_Problem details_
Each record must appear in your answer exactly as it does below.

*** Opening Excerpted records ***

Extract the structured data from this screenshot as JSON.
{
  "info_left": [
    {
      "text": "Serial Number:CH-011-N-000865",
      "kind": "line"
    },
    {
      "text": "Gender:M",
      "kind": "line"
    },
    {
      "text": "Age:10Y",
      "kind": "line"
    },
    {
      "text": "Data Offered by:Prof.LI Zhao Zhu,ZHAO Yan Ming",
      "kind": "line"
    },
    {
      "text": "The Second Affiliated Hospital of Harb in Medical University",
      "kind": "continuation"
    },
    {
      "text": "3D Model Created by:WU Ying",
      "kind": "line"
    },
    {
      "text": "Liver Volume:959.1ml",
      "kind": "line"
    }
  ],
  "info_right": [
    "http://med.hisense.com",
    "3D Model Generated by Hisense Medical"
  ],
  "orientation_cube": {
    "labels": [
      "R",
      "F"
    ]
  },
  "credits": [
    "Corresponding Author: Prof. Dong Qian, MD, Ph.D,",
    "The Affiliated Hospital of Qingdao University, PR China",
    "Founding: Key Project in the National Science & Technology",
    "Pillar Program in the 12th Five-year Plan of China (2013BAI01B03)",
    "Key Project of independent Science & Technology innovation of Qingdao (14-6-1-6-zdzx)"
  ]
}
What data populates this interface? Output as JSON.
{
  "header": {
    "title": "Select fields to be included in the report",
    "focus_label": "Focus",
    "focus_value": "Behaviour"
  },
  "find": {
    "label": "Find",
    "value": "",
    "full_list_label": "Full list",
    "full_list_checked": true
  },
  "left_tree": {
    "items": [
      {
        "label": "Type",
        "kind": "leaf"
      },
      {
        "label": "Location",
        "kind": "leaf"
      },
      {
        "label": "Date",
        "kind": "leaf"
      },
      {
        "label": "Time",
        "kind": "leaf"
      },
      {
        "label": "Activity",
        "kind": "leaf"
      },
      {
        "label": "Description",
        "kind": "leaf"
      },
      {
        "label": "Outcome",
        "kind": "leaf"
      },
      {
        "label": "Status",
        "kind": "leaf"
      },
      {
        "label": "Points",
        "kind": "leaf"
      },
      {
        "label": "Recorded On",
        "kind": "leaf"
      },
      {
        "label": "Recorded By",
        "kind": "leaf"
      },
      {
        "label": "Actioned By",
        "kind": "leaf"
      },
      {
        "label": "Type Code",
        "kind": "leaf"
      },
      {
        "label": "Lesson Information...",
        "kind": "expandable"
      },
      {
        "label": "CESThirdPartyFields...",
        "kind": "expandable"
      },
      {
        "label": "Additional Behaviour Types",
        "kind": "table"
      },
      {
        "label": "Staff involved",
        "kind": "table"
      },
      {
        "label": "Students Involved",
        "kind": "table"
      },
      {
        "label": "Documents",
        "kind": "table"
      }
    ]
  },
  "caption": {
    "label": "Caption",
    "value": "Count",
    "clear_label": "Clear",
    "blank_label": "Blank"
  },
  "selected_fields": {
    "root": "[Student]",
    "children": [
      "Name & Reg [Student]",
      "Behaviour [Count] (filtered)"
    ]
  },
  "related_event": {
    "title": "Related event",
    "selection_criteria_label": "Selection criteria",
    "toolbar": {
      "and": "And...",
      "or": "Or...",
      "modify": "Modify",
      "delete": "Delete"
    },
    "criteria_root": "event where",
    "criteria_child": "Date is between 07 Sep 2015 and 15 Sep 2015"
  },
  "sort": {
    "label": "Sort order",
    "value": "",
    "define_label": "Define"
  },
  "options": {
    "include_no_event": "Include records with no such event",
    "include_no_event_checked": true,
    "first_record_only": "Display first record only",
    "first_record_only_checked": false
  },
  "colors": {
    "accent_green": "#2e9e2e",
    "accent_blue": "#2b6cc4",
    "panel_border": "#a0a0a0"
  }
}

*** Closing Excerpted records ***

_Result below_
Extract the structured data from this screenshot as JSON.
{
  "info_left": [
    {
      "text": "Serial Number:CH-011-N-000865",
      "kind": "line"
    },
    {
      "text": "Gender:M",
      "kind": "line"
    },
    {
      "text": "Age:10Y",
      "kind": "line"
    },
    {
      "text": "Data Offered by:Prof.LI Zhao Zhu,ZHAO Yan Ming",
      "kind": "line"
    },
    {
      "text": "The Second Affiliated Hospital of Harb in Medical University",
      "kind": "continuation"
    },
    {
      "text": "3D Model Created by:WU Ying",
      "kind": "line"
    },
    {
      "text": "Liver Volume:959.1ml",
      "kind": "line"
    }
  ],
  "info_right": [
    "http://med.hisense.com",
    "3D Model Generated by Hisense Medical"
  ],
  "orientation_cube": {
    "labels": [
      "R",
      "F"
    ]
  },
  "credits": [
    "Corresponding Author: Prof. Dong Qian, MD, Ph.D,",
    "The Affiliated Hospital of Qingdao University, PR China",
    "Founding: Key Project in the National Science & Technology",
    "Pillar Program in the 12th Five-year Plan of China (2013BAI01B03)",
    "Key Project of independent Science & Technology innovation of Qingdao (14-6-1-6-zdzx)"
  ]
}
What data populates this interface? Output as JSON.
{
  "header": {
    "title": "Select fields to be included in the report",
    "focus_label": "Focus",
    "focus_value": "Behaviour"
  },
  "find": {
    "label": "Find",
    "value": "",
    "full_list_label": "Full list",
    "full_list_checked": true
  },
  "left_tree": {
    "items": [
      {
        "label": "Type",
        "kind": "leaf"
      },
      {
        "label": "Location",
        "kind": "leaf"
      },
      {
        "label": "Date",
        "kind": "leaf"
      },
      {
        "label": "Time",
        "kind": "leaf"
      },
      {
        "label": "Activity",
        "kind": "leaf"
      },
      {
        "label": "Description",
        "kind": "leaf"
      },
      {
        "label": "Outcome",
        "kind": "leaf"
      },
      {
        "label": "Status",
        "kind": "leaf"
      },
      {
        "label": "Points",
        "kind": "leaf"
      },
      {
        "label": "Recorded On",
        "kind": "leaf"
      },
      {
        "label": "Recorded By",
        "kind": "leaf"
      },
      {
        "label": "Actioned By",
        "kind": "leaf"
      },
      {
        "label": "Type Code",
        "kind": "leaf"
      },
      {
        "label": "Lesson Information...",
        "kind": "expandable"
      },
      {
        "label": "CESThirdPartyFields...",
        "kind": "expandable"
      },
      {
        "label": "Additional Behaviour Types",
        "kind": "table"
      },
      {
        "label": "Staff involved",
        "kind": "table"
      },
      {
        "label": "Students Involved",
        "kind": "table"
      },
      {
        "label": "Documents",
        "kind": "table"
      }
    ]
  },
  "caption": {
    "label": "Caption",
    "value": "Count",
    "clear_label": "Clear",
    "blank_label": "Blank"
  },
  "selected_fields": {
    "root": "[Student]",
    "children": [
      "Name & Reg [Student]",
      "Behaviour [Count] (filtered)"
    ]
  },
  "related_event": {
    "title": "Related event",
    "selection_criteria_label": "Selection criteria",
    "toolbar": {
      "and": "And...",
      "or": "Or...",
      "modify": "Modify",
      "delete": "Delete"
    },
    "criteria_root": "event where",
    "criteria_child": "Date is between 07 Sep 2015 and 15 Sep 2015"
  },
  "sort": {
    "label": "Sort order",
    "value": "",
    "define_label": "Define"
  },
  "options": {
    "include_no_event": "Include records with no such event",
    "include_no_event_checked": true,
    "first_record_only": "Display first record only",
    "first_record_only_checked": false
  },
  "colors": {
    "accent_green": "#2e9e2e",
    "accent_blue": "#2b6cc4",
    "panel_border": "#a0a0a0"
  }
}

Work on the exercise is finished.